Problem to solve ▸ Counting only the lines below that contain the word "screenshot", what is the total? Give it with no other words.

Materials provided ▸

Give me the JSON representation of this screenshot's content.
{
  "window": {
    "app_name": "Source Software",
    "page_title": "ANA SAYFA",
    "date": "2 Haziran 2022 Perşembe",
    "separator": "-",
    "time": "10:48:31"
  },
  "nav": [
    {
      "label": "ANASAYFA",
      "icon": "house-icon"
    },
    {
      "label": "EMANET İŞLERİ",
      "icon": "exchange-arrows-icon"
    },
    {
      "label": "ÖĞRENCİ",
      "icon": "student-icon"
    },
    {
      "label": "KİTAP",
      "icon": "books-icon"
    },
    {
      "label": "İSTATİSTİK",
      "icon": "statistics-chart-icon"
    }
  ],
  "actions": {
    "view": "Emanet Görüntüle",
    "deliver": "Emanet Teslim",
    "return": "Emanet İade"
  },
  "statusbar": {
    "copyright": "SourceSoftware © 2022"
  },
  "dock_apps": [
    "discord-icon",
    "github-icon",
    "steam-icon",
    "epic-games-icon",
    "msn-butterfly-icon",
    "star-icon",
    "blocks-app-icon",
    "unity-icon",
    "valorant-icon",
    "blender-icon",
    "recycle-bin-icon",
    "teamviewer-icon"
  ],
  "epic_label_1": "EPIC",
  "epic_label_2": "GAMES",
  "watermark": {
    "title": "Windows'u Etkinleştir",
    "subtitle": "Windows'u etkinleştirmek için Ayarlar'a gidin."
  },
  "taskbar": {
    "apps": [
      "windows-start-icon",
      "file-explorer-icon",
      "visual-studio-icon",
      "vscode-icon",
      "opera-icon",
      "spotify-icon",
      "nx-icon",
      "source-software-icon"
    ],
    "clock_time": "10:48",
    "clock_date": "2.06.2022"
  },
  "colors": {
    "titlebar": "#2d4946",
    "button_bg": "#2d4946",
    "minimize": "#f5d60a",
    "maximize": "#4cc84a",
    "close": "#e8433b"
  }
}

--

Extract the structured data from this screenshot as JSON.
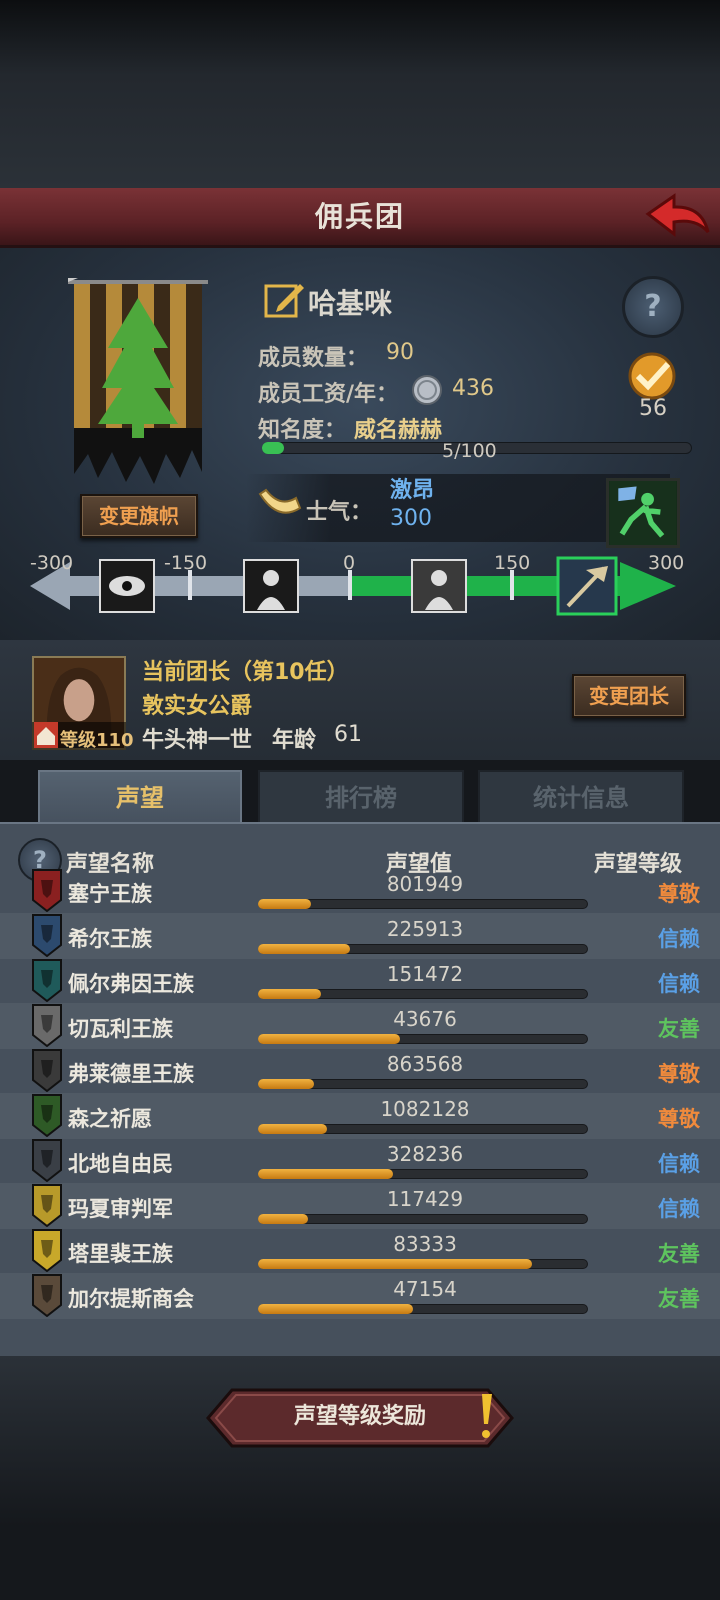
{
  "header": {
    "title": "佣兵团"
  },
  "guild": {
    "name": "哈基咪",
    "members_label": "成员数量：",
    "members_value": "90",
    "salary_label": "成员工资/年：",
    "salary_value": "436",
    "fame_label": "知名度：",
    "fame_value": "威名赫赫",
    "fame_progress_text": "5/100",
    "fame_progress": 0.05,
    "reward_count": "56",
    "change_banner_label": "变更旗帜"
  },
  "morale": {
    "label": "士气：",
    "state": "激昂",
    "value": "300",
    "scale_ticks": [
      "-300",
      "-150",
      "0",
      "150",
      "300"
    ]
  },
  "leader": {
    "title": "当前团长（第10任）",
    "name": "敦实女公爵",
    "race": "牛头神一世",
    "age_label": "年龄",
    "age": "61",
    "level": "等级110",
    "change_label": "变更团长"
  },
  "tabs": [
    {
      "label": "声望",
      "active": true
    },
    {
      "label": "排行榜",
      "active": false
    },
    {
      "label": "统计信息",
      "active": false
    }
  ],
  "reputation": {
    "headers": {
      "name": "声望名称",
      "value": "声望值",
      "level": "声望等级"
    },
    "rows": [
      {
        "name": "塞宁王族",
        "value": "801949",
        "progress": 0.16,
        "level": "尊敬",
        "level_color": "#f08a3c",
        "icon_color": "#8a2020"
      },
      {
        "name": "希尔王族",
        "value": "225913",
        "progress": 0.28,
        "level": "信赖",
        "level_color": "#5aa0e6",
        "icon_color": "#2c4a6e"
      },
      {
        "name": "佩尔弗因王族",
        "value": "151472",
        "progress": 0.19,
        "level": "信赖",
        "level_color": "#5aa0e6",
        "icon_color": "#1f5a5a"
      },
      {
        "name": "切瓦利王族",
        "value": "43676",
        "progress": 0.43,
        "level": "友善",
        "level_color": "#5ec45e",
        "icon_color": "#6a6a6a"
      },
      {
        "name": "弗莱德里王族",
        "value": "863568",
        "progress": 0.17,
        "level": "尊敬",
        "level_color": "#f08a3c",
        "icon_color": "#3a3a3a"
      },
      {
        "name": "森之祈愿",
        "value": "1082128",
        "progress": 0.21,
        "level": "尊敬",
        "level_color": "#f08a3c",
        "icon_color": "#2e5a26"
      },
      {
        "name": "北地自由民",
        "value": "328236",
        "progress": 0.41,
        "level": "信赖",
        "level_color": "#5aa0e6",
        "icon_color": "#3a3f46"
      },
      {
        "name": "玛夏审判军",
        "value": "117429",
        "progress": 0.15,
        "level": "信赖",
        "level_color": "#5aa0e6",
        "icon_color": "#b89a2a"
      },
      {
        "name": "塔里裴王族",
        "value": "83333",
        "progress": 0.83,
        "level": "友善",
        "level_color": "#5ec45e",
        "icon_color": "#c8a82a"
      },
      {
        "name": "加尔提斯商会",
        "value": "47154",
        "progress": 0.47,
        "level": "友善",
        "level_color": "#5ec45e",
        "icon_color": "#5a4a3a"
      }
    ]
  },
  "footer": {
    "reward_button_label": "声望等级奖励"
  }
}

Expected answer ▸ 2